- _What needs to be done_: Below are the records; locate each line with the word "Save" and copy it.
----
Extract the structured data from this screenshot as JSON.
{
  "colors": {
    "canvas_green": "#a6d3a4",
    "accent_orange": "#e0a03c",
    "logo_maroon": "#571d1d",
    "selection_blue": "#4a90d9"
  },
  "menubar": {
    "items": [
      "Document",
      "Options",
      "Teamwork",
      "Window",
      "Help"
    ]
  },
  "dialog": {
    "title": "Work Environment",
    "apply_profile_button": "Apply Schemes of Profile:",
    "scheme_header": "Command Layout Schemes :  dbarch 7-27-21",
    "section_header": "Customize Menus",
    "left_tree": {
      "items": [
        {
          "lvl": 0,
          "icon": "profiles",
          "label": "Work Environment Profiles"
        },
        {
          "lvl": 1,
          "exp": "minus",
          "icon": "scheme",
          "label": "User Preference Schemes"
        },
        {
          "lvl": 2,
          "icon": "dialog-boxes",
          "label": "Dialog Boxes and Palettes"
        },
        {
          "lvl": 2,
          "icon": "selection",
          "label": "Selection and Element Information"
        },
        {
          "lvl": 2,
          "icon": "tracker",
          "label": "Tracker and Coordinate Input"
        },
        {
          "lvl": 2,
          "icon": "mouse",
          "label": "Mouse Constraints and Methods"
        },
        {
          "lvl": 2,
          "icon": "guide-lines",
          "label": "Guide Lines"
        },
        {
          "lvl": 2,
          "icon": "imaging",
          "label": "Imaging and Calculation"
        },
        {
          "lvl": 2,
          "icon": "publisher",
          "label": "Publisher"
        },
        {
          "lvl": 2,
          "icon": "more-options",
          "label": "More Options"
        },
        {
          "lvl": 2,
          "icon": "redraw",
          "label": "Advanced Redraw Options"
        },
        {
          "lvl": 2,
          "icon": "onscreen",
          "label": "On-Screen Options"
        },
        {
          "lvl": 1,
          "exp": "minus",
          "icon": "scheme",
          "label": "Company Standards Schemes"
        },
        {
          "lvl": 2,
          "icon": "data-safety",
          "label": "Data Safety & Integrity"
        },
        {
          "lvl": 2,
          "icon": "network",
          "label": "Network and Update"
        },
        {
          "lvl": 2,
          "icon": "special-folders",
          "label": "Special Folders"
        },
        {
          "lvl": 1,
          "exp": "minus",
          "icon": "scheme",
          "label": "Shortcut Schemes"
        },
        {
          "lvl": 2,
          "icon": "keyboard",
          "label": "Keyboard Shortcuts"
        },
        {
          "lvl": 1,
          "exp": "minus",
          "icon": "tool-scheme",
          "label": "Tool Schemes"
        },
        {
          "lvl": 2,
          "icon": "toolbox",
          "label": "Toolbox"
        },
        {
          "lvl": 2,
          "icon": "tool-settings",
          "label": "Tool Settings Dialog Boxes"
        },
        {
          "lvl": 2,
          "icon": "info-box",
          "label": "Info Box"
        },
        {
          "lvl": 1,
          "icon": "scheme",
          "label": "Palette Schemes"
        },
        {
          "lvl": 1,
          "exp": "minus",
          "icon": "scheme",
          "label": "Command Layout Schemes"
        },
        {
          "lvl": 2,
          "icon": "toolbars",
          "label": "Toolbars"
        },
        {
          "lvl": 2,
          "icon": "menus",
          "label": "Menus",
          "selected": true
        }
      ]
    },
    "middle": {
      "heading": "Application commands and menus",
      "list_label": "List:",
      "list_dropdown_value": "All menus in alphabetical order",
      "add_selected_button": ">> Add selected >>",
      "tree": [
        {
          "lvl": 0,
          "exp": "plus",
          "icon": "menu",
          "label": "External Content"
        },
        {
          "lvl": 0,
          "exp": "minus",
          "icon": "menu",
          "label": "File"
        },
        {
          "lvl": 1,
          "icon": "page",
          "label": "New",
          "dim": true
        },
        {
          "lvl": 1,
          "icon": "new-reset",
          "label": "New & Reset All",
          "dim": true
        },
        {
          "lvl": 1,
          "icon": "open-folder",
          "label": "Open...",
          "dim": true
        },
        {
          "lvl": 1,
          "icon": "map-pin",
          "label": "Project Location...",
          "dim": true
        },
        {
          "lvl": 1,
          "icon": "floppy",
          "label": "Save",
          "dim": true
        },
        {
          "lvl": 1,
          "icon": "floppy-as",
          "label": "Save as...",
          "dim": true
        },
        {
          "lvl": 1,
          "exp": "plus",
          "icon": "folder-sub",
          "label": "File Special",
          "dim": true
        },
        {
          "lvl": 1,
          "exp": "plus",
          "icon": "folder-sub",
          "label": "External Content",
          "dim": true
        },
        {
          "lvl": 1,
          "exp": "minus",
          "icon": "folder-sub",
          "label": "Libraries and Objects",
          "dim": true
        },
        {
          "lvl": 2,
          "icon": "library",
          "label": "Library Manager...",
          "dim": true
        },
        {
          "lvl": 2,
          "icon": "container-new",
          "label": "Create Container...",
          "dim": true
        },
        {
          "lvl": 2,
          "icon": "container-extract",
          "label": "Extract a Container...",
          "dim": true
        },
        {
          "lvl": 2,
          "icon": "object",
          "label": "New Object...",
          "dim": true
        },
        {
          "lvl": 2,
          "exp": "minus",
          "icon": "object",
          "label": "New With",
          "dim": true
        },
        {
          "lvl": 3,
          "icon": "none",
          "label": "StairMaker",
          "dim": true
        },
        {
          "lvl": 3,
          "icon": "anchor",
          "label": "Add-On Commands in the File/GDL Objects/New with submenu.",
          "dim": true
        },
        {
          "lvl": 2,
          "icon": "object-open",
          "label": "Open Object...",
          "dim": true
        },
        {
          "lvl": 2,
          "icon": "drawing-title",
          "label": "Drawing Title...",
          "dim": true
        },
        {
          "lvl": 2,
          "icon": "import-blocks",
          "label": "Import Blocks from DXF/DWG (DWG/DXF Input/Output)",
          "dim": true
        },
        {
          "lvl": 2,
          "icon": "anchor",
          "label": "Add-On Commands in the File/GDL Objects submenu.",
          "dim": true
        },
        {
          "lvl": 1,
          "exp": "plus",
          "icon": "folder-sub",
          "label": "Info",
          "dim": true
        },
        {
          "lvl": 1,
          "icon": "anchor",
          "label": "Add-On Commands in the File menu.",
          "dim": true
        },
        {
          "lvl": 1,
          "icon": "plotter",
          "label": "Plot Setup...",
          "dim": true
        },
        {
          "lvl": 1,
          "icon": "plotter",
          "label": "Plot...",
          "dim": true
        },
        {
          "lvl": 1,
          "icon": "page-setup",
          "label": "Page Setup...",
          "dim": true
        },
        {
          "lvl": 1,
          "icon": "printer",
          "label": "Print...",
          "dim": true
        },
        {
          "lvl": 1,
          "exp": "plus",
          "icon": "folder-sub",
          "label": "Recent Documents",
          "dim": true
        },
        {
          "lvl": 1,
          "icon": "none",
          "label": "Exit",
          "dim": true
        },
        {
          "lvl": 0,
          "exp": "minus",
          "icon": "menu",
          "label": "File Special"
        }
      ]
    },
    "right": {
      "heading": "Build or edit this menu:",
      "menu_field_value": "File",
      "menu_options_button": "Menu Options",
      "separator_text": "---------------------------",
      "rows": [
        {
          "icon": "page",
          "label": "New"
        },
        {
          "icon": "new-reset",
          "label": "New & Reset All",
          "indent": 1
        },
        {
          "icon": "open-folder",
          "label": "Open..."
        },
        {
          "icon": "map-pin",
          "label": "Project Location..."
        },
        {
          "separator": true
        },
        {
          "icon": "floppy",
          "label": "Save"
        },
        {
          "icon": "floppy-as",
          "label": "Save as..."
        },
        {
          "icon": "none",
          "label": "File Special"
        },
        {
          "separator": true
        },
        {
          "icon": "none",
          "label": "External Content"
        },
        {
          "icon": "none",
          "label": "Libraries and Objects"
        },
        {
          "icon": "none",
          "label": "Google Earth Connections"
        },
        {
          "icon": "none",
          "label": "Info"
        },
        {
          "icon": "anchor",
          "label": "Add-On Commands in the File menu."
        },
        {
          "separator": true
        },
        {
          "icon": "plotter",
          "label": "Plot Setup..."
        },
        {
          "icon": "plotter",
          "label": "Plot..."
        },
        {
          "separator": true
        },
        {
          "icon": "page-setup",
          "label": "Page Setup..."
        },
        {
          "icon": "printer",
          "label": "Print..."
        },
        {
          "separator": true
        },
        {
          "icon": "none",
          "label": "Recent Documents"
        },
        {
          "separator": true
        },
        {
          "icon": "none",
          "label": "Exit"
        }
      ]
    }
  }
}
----
- _Task answer_:
          "label": "Save",
          "label": "Save as...",
          "label": "Save"
          "label": "Save as..."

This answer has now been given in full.